Les Echos: It’s not technology that will reshuffle the cards; it’s talent and their fulfilling their   potential

Les Echos: It’s not technology that will reshuffle the cards; it’s talent and their fulfilling their potential

Discover the article by Bénédicte de Raphélis Soissan that appeared in Les Echos on April 27, 2014.

Digital advances are currently creating real ruptures: ruptures of usage, of business models, of market rules.

Consumers are generally the first to change their behaviors, causing considerable transformations in practices and their digitalization.

With these ruptures, an idea is appearing: machines are going to replace humans.

Technology is going to force certain jobs to disappear, and it will transform all that remain.

It is clear that as occurred with previous ruptures, including that termed by Jeremy Rifkin as the “Third Industrial Revolution” of new information and communication technologies, technology is going to take over certain jobs and make them disappear.

Certain fields will be more affected than others, such as retail and manufacturing.

But above all, the digital rupture will seriously transform all professions within a company, and it will bring along a host of new jobs (customer experience manager, data scientist, content curator…) that must be integrated and adapted inside of the enterprise.

It’s a big challenge: bringing digital change to all positions will not provide any competitive advantage to companies, but it may permit them to avoid disappearing.

The rise of digital: a creative destruction that is going to recenter enterprise value on human capital

The company must also structurally modify its traditional ways, evolve its techniques and its position on the market in order to adapt to the new digital reality that has been imposed on it.

But evolving techniques and market position happens first and foremost by evolving jobs.

The technologies and new practices linked to the digital emergence are going to demonstrate a very strong shift in enterprise value onto human capital: the company’s employees.

The transformation of IT is one priority
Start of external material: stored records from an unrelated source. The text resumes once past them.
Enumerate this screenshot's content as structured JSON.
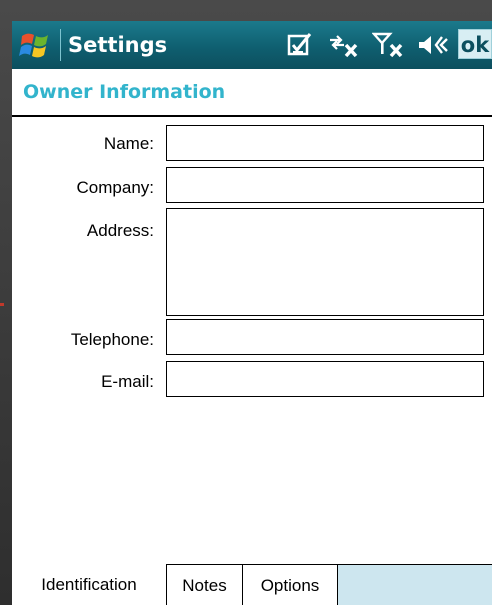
{
  "window": {
    "title": "Settings",
    "ok_label": "ok",
    "status_icons": [
      "tasks-icon",
      "connectivity-off-icon",
      "signal-off-icon",
      "volume-icon"
    ]
  },
  "section": {
    "title": "Owner Information"
  },
  "form": {
    "name": {
      "label": "Name:",
      "value": ""
    },
    "company": {
      "label": "Company:",
      "value": ""
    },
    "address": {
      "label": "Address:",
      "value": ""
    },
    "telephone": {
      "label": "Telephone:",
      "value": ""
    },
    "email": {
      "label": "E-mail:",
      "value": ""
    }
  },
  "tabs": [
    {
      "label": "Identification",
      "active": true
    },
    {
      "label": "Notes",
      "active": false
    },
    {
      "label": "Options",
      "active": false
    }
  ],
  "colors": {
    "titlebar": "#0f5f70",
    "accent_text": "#32b4cc",
    "tabbar_bg": "#cde6ef"
  }
}
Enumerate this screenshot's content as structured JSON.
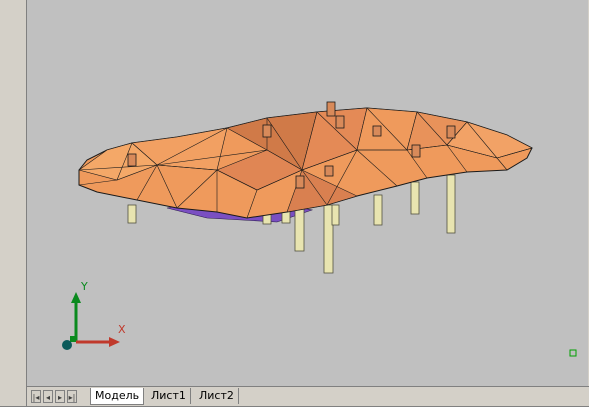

Although it has until now been considered as a support function, IT is going to be positioned as a true business partner, becoming the cornerstone of digital innovation within the enterprise by:

  • co-innovating with employees from different departments in order to accelerate the digital shift of the business

  • constructing new offers and new products.

  • optimizing the financial costs of these initiatives that aim toward a digital shift.

Marketing jobs will shift toward a client-based orientation thanks to the growing importance of data.

Marketing and operational processes must also be organized around data and jobs centered on customer insight:

  • by putting in place a unique and centralized database of customer knowledge within existing information systems.

  • by integrating psychology into customer-oriented jobs in order to analyze social data from clients and determine new client segments.

However, this job transformation is not yet fully in place. 56% of employees are not convinced by the training being offered to accompany the digital transformation (TNS Sofres data, January 2015).

Human resources, the key to this digital transformation, or, the strategy of “Digital In, Digital Out”

Successfully transforming jobs in order to integrate digital resources begins by positioning those digital resources at the beginning of the process.

In order to assist employees in the evolution of their professions, the use of big data can considerably aid those working in human resources.

Providing inspiration from fields or areas where the digital world has already been well-established and better understanding these employees’ realities by analyzing their data are dimensions that allow for an increased level of personalization and better targeting of pathways adapted to employee needs, in order to ultimately help them evolve towards the digital future.